The Tottenham manager has long since championed Europe’s second-tier competition as a huge opportunity for sides to showcase their abilities on the continent.
But which British teams has the competition actually benefitted in recent years?
Arguably, just one: the winners of last season’s competition, Chelsea.
And even then, they did so with an abundance of international superstars, world-class facilities and a transfer budget that dwarfed that of their opposition, and did not have to play the early rounds, parachuted out of the Champions League instead.
What about those not owned by a billionaire?
A historic 3-0 win at Valencia at the start of the campaign promised glory at the Liberty Stadium, while the Swans could only dream of Europa League football after their Capital One Cup heroics last season.

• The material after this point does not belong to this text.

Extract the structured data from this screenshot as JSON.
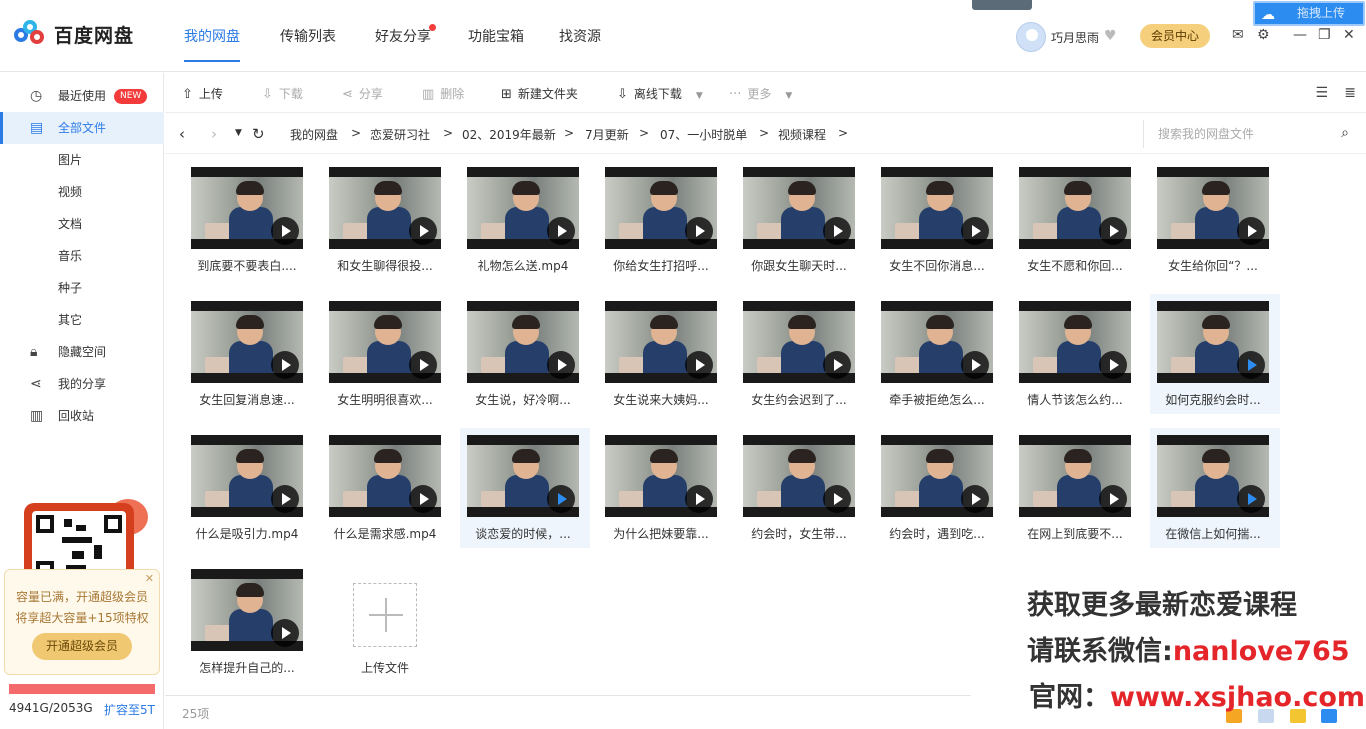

But a matter of weeks later, Swansea’s season is unravelling before their eyes. Laudrup’s side have won just once in eight games in all competitions – and are not even guaranteed qualification from the group stages.
And it does not stop there. Just take a look at Newcastle, who have won their last four Premier League games, and look like the side that took the division by storm two years ago.

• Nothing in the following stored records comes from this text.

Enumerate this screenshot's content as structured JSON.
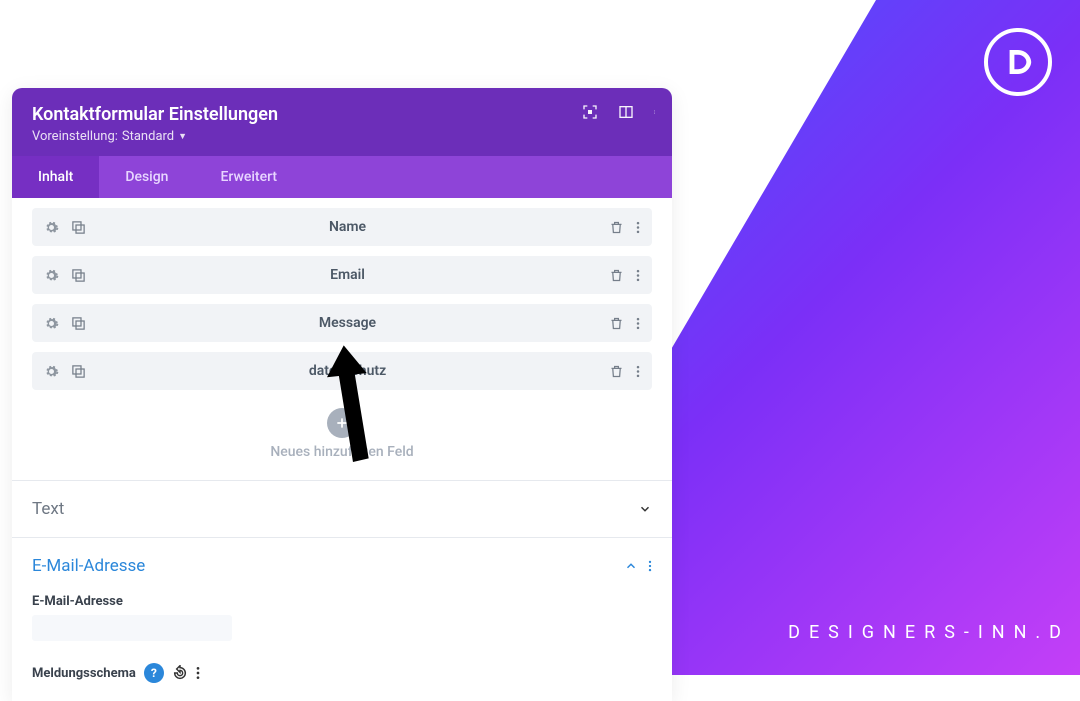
{
  "header": {
    "title": "Kontaktformular Einstellungen",
    "preset_prefix": "Voreinstellung:",
    "preset_value": "Standard"
  },
  "tabs": [
    {
      "label": "Inhalt",
      "active": true
    },
    {
      "label": "Design",
      "active": false
    },
    {
      "label": "Erweitert",
      "active": false
    }
  ],
  "fields": [
    {
      "label": "Name"
    },
    {
      "label": "Email"
    },
    {
      "label": "Message"
    },
    {
      "label": "datenschutz"
    }
  ],
  "add": {
    "label": "Neues hinzufügen Feld"
  },
  "sections": {
    "text": {
      "title": "Text",
      "open": false
    },
    "email": {
      "title": "E-Mail-Adresse",
      "open": true,
      "field_label": "E-Mail-Adresse"
    },
    "meldung": {
      "label": "Meldungsschema"
    }
  },
  "brand": {
    "site": "DESIGNERS-INN.D"
  },
  "colors": {
    "header": "#6c2eb9",
    "tabbar": "#8e44d8",
    "active_tab": "#762fc3",
    "link": "#2b87da"
  }
}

Last season, Alan Pardew’s side barely survived relegation. Why? They simply could not juggle the stresses of domestic football on a weekend and trips to every corner of Europe on a Thursday night.
And how about Tottenham themselves? How many points have they dropped after a midweek trip to Kazakhstan or Norway?
Perhaps Harry Redknapp had it right. For most British clubs, the Europa League is nothing but trouble.
images: © Gareth Lovering